THE PROBLEM
Each entry shown below is to be reproduced exactly.

MATERIAL FOR THIS TASK
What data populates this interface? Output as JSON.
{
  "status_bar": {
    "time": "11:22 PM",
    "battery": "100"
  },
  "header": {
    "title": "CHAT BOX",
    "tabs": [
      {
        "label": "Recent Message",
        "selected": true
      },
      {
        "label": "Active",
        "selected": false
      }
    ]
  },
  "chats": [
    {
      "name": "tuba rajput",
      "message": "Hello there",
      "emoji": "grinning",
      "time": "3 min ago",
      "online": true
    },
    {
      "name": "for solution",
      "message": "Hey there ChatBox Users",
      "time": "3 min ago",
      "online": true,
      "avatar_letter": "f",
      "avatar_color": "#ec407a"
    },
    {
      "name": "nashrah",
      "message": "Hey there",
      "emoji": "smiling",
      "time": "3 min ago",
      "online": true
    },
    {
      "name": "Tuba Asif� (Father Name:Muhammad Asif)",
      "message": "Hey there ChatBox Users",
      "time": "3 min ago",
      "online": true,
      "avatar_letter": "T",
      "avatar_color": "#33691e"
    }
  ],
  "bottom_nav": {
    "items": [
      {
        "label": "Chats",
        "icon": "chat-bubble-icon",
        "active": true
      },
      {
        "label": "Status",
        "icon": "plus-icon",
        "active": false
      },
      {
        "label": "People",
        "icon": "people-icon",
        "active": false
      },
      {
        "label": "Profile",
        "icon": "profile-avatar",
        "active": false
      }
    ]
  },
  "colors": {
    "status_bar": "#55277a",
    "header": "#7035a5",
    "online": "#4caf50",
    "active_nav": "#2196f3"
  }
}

ANSWER SPACE
What data populates this interface? Output as JSON.
{
  "status_bar": {
    "time": "11:22 PM",
    "battery": "100"
  },
  "header": {
    "title": "CHAT BOX",
    "tabs": [
      {
        "label": "Recent Message",
        "selected": true
      },
      {
        "label": "Active",
        "selected": false
      }
    ]
  },
  "chats": [
    {
      "name": "tuba rajput",
      "message": "Hello there",
      "emoji": "grinning",
      "time": "3 min ago",
      "online": true
    },
    {
      "name": "for solution",
      "message": "Hey there ChatBox Users",
      "time": "3 min ago",
      "online": true,
      "avatar_letter": "f",
      "avatar_color": "#ec407a"
    },
    {
      "name": "nashrah",
      "message": "Hey there",
      "emoji": "smiling",
      "time": "3 min ago",
      "online": true
    },
    {
      "name": "Tuba Asif� (Father Name:Muhammad Asif)",
      "message": "Hey there ChatBox Users",
      "time": "3 min ago",
      "online": true,
      "avatar_letter": "T",
      "avatar_color": "#33691e"
    }
  ],
  "bottom_nav": {
    "items": [
      {
        "label": "Chats",
        "icon": "chat-bubble-icon",
        "active": true
      },
      {
        "label": "Status",
        "icon": "plus-icon",
        "active": false
      },
      {
        "label": "People",
        "icon": "people-icon",
        "active": false
      },
      {
        "label": "Profile",
        "icon": "profile-avatar",
        "active": false
      }
    ]
  },
  "colors": {
    "status_bar": "#55277a",
    "header": "#7035a5",
    "online": "#4caf50",
    "active_nav": "#2196f3"
  }
}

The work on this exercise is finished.